By 1999, Dad decided he had had enough of the Common Sense Revolution and its attack on teachers, and chose early retirement. But he didn’t stop working, and refused to say he’d retired. He “quit teaching,” and spent more time writing. And a few years later, Dad had a new job: Papa.

When his daughter became a mother, Dad wrote her this:

I have waited a long time to say this: I have loved you every second of your life since the day you were born. Now that you have a little girl of your own, you’ll know how much.”

That little girl was Bella, and she was followed by his two grandsons, William and Seamus.

Dad continued to write and spend time with his family. He and Ting built a beautiful cottage on Rollo Bay in PEI, and they became honourary summer Islanders, along with Bob Gauldie and Lynne Murray, and Bill and Alison Talbot. He travelled frequently, including trips to China to visit Ting’s family, her daughter Qi Meng, and her granddaughter Lin Jiahan, the Little Panda . He created beautiful woodwork, which still graces our homes. He had dinners with friends and family, including his and Ting’s locally-famous annual Chinese New Year’s celebration.

And on September 10 last year, while Dad was in PEI, he got the news: a likely diagnosis of cancer, and he was ordered to fly to Toronto, and check into Princess Margaret Hospital, first thing in the morning. There, They confirmed the worst fears: advanced leukemia.

For ten months, Dad fought, and he fought hard. He had ups and downs, little victories and setbacks. And no-one fought harder for him than Ting… not even himself. She’s a fighter too, and gave him a level of care and undying support that only a life partner can give. We should all hope to have someone as tirelessly devoted, so tenacious and strong, fighting in our corner. Ting, he never would have made it this far without you.

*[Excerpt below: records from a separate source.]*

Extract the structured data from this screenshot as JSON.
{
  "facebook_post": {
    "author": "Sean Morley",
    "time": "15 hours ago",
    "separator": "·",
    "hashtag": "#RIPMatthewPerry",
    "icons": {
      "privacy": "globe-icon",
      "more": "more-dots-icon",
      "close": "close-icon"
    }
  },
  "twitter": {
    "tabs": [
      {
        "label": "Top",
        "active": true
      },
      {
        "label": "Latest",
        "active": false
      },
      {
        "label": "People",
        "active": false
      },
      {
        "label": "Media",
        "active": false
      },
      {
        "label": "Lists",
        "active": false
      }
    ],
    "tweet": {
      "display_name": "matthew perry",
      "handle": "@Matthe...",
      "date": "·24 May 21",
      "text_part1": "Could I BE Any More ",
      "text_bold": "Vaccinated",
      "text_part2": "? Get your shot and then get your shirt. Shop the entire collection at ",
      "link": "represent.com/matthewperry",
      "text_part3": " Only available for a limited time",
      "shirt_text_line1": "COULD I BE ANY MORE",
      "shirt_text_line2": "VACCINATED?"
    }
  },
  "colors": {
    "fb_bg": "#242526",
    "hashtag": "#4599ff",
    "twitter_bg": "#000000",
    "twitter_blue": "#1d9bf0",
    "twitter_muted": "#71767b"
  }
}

In the end, he got what he wanted: he spent his last days surrounded by family, day and night, and on Saturday, July 30, he breathed his last.

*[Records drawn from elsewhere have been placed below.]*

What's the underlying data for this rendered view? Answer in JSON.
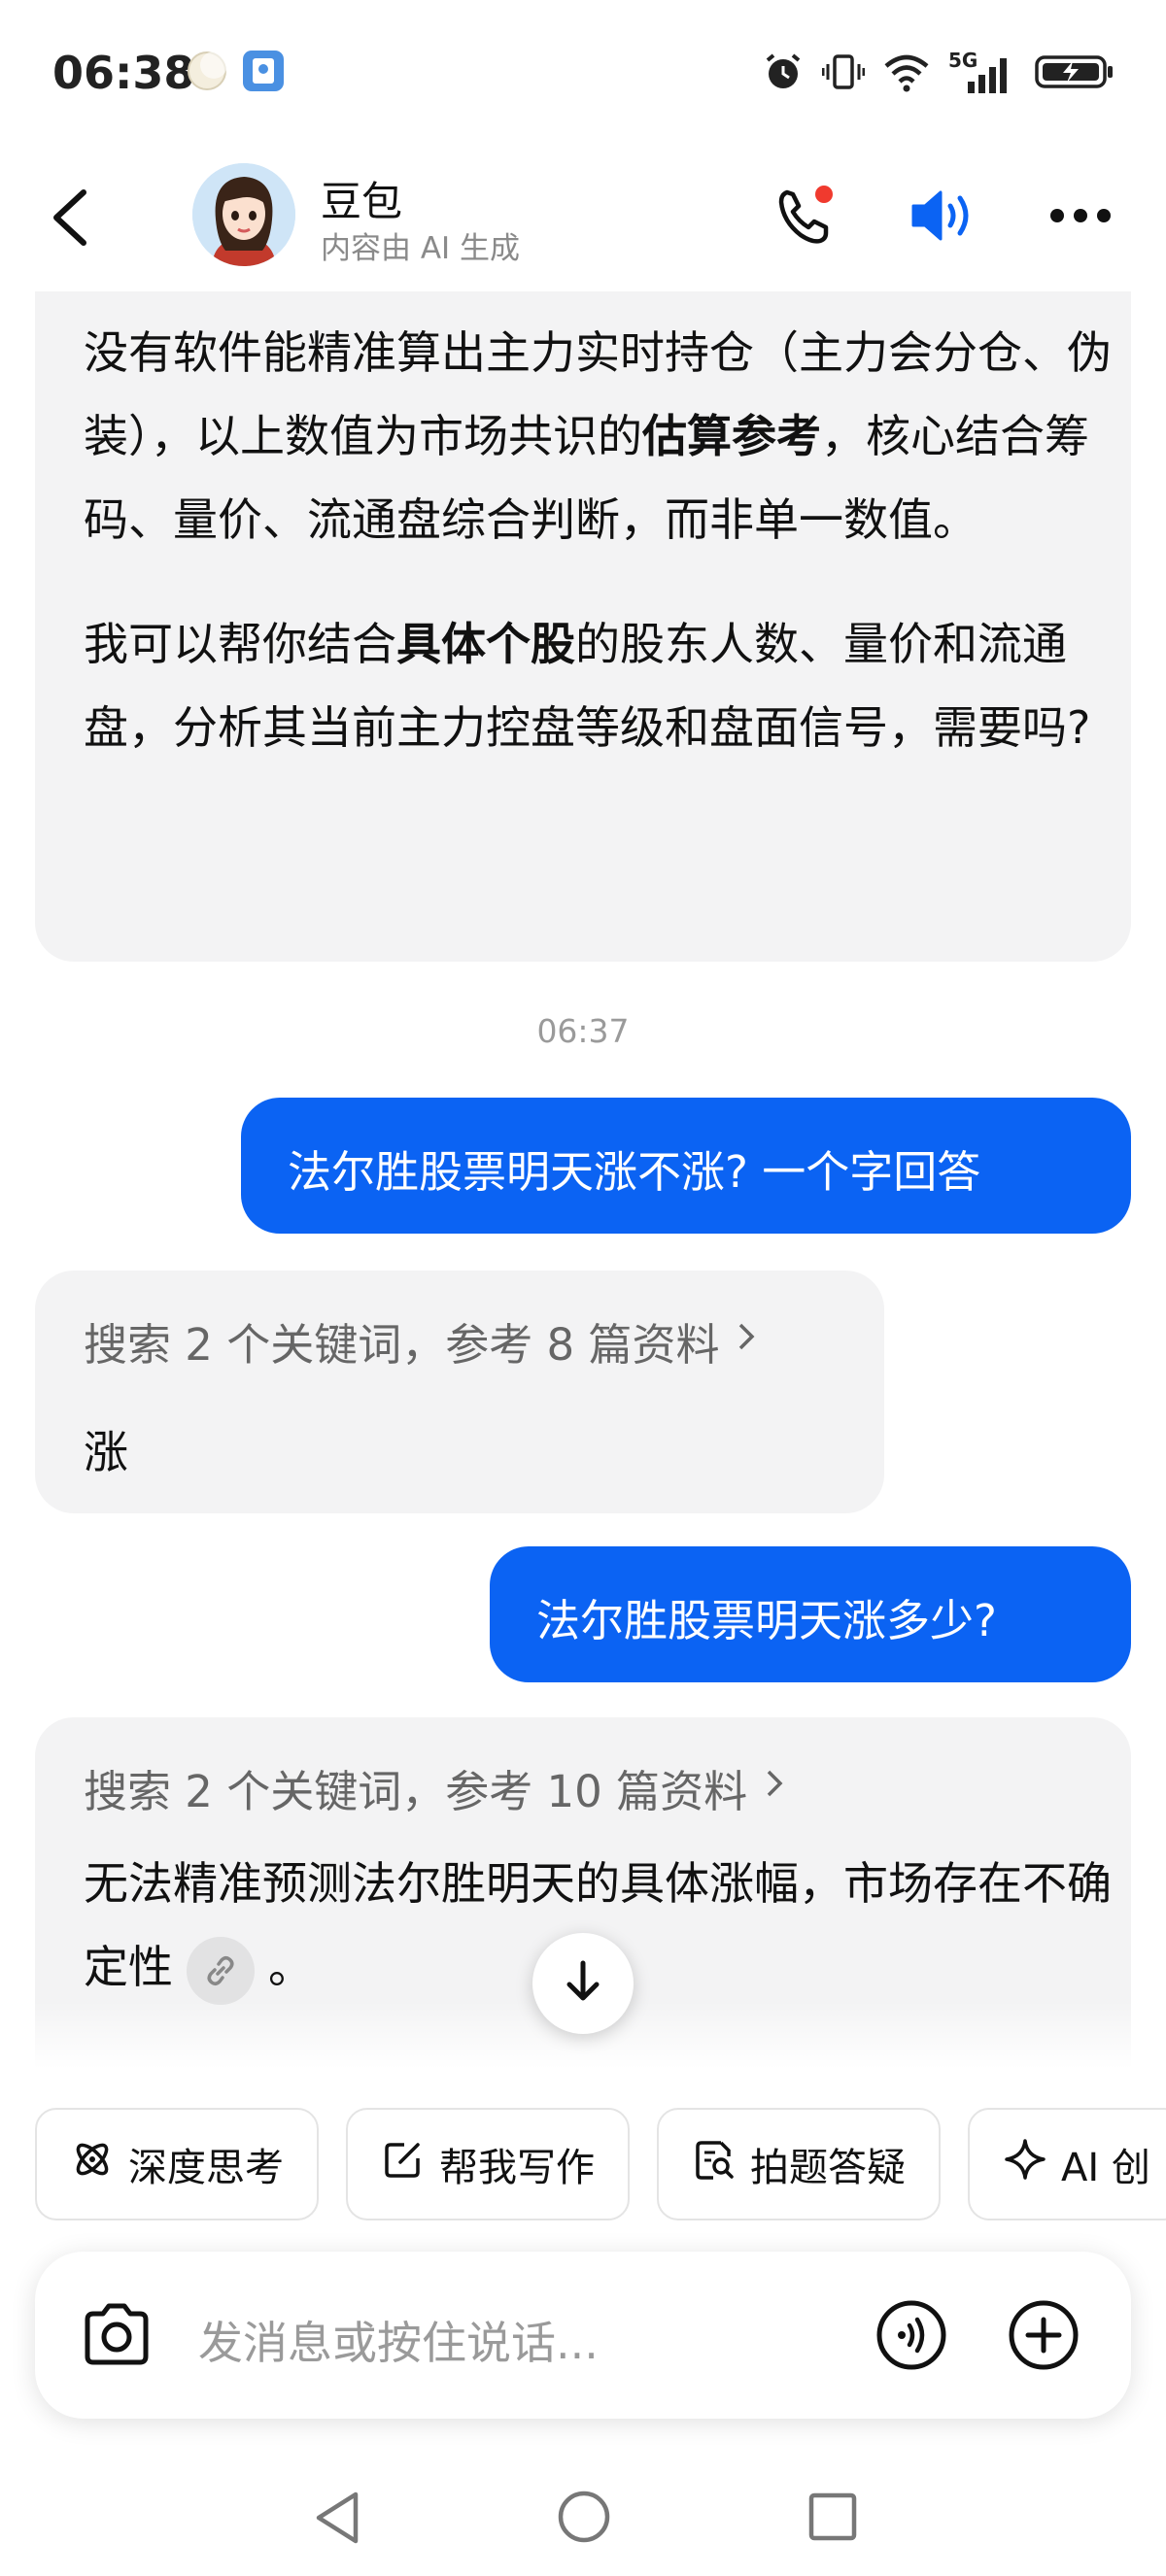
{
  "status_bar": {
    "time": "06:38",
    "network_label": "5G"
  },
  "header": {
    "name": "豆包",
    "subtitle": "内容由 AI 生成"
  },
  "messages": {
    "ai1": {
      "p1_a": "没有软件能精准算出主力实时持仓（主力会分仓、伪装），以上数值为市场共识的",
      "p1_b": "估算参考",
      "p1_c": "，核心结合筹码、量价、流通盘综合判断，而非单一数值。",
      "p2_a": "我可以帮你结合",
      "p2_b": "具体个股",
      "p2_c": "的股东人数、量价和流通盘，分析其当前主力控盘等级和盘面信号，需要吗?"
    },
    "timestamp": "06:37",
    "user1": "法尔胜股票明天涨不涨? 一个字回答",
    "ai2": {
      "search": "搜索 2 个关键词，参考 8 篇资料",
      "answer": "涨"
    },
    "user2": "法尔胜股票明天涨多少?",
    "ai3": {
      "search": "搜索 2 个关键词，参考 10 篇资料",
      "answer_a": "无法精准预测法尔胜明天的具体涨幅，市场存在不确定性",
      "answer_b": "。"
    }
  },
  "quick_actions": [
    "深度思考",
    "帮我写作",
    "拍题答疑",
    "AI 创"
  ],
  "input": {
    "placeholder": "发消息或按住说话..."
  },
  "colors": {
    "accent": "#0b63f3",
    "ai_bubble": "#f3f3f4"
  }
}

*                   *                    *

People always say that those who die never leave us, that they exist in our hearts and in our memories. But it’s far, far more than that. For those of us who are his family… he is in us, literally. He is in our blood, our bones, our DNA, our spirits and our souls. He continues to make himself known, through each of us.

Carole: you’re Dad’s “Irish twin,” and in that sibling-way, I see you as his other half. Whenever I look into your eyes, I’ll see Dad twinkling back.

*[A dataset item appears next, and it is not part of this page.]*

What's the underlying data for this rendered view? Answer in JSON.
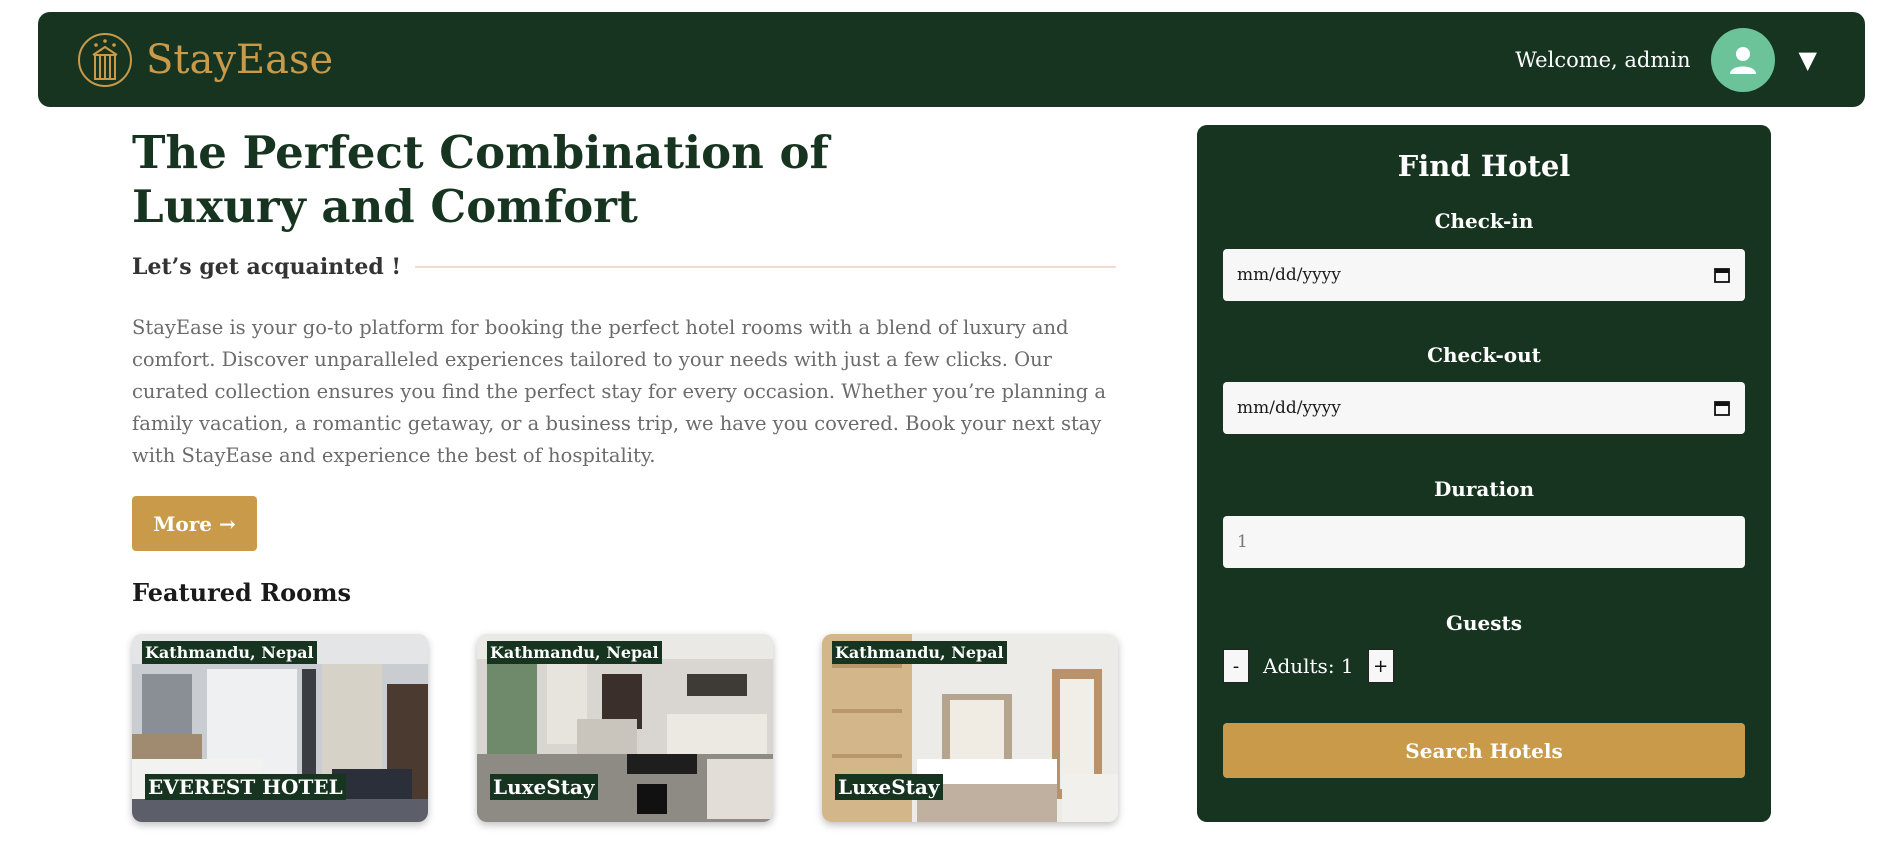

Megan: I see Dad in your solid sense of right-and-wrong, and the mindful and loving way you raise your children to be smart, aware, thinking and feeling human beings. I also see Dad’s intolerance for bullshit!

Brendan: I see Dad in your constant quest for self-development and enlightenment, and in the passion and sensitivity burning inside you, just beneath the surface. I think you also got most of his good looks.

Bella: I see your Papa in your emotional intelligence, your ethics and principles, and your firm resolve to be yourself, even when it’s hard sometimes.

William: I see your Papa in your problem-solving, crazy-curious brain, and your kindness and thoughtfulness to other people. And, if I may say so, your stubbornness!

Seamus: I think Papa was probably a lot like you when he was a kid: quiet and thoughtful. But underneath that quiet is a whole lot of secret power: I hope you see it as much as we do. Also, you do Papa’s eyebrow thing pretty well.

Brendan summed it up beautifully, in saying:

Where does my Dad end and where do I begin. When I see his image, I see can see myself. When I speak, sometimes I hear his voice. I miss him so much and he will be with me always.

*                   *                    *

A couple of years ago, Dad said to me: “I was thinking of writing my memoir. But then I thought… who would want to read it?” Well, Dad, look around you. Look at all the people here, your loved ones, your friends, and your colleagues. Think of the thousands of students whose lives you shaped over your thirty years of teaching. Think of the thousands more who read your novels. I think I can speak for all of us and say: if you had indeed written it, we would have read it cover to cover.

And it would have been a masterpiece.


We are grateful to The Princes Margaret Cancer Care Centre, and Hospice Simcoe, for the incredible care they gave my father. Please consider making a donation to these worthy organizations.